Extracted data entries
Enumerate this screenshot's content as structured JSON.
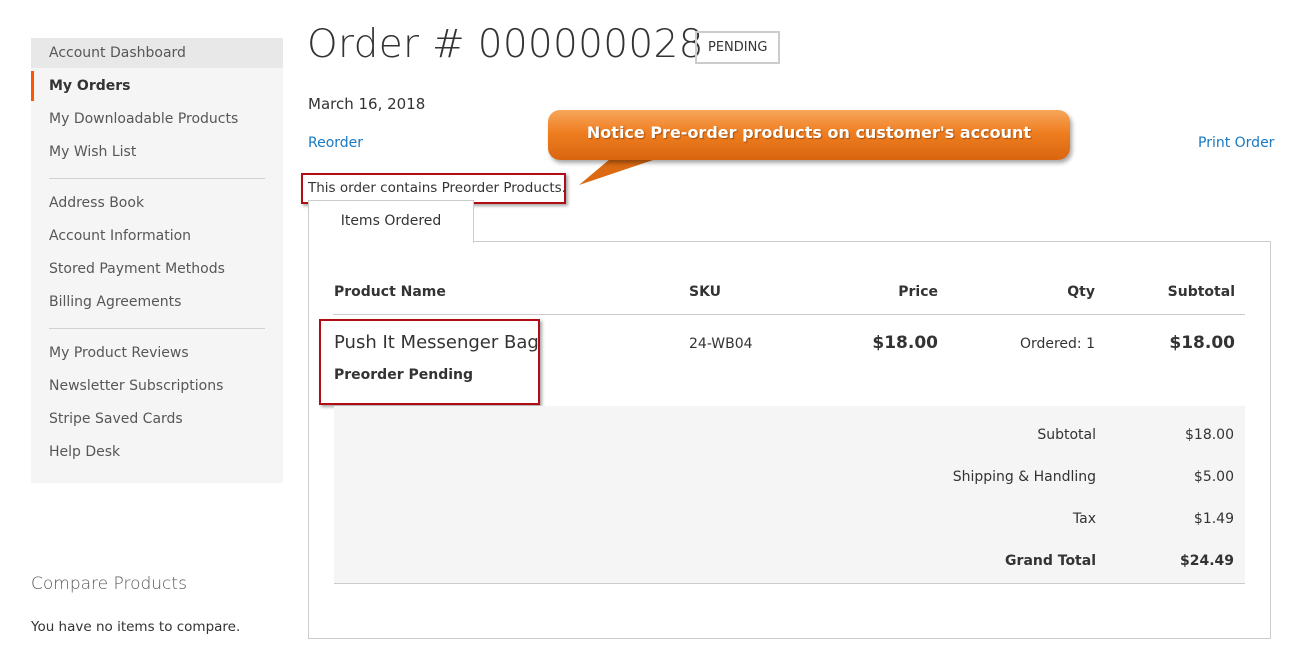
{
  "sidebar": {
    "items": [
      {
        "label": "Account Dashboard"
      },
      {
        "label": "My Orders"
      },
      {
        "label": "My Downloadable Products"
      },
      {
        "label": "My Wish List"
      },
      {
        "label": "Address Book"
      },
      {
        "label": "Account Information"
      },
      {
        "label": "Stored Payment Methods"
      },
      {
        "label": "Billing Agreements"
      },
      {
        "label": "My Product Reviews"
      },
      {
        "label": "Newsletter Subscriptions"
      },
      {
        "label": "Stripe Saved Cards"
      },
      {
        "label": "Help Desk"
      }
    ],
    "active_index": 1,
    "accent_color": "#ff5501"
  },
  "compare": {
    "title": "Compare Products",
    "empty_text": "You have no items to compare."
  },
  "order": {
    "title": "Order # 000000028",
    "status": "PENDING",
    "date": "March 16, 2018",
    "reorder_label": "Reorder",
    "print_label": "Print Order",
    "preorder_note": "This order contains Preorder Products."
  },
  "callout": {
    "text": "Notice Pre-order products on customer's account",
    "color": "#ef7e21"
  },
  "tabs": [
    {
      "label": "Items Ordered"
    }
  ],
  "items_table": {
    "headers": {
      "name": "Product Name",
      "sku": "SKU",
      "price": "Price",
      "qty": "Qty",
      "subtotal": "Subtotal"
    },
    "rows": [
      {
        "name": "Push It Messenger Bag",
        "option": "Preorder Pending",
        "sku": "24-WB04",
        "price": "$18.00",
        "qty": "Ordered: 1",
        "subtotal": "$18.00"
      }
    ]
  },
  "totals": [
    {
      "label": "Subtotal",
      "value": "$18.00"
    },
    {
      "label": "Shipping & Handling",
      "value": "$5.00"
    },
    {
      "label": "Tax",
      "value": "$1.49"
    },
    {
      "label": "Grand Total",
      "value": "$24.49"
    }
  ],
  "link_color": "#1979c3",
  "highlight_border_color": "#b00e14"
}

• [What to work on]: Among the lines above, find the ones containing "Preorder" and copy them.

• [Result of the exercise]:
    "preorder_note": "This order contains Preorder Products."
        "option": "Preorder Pending",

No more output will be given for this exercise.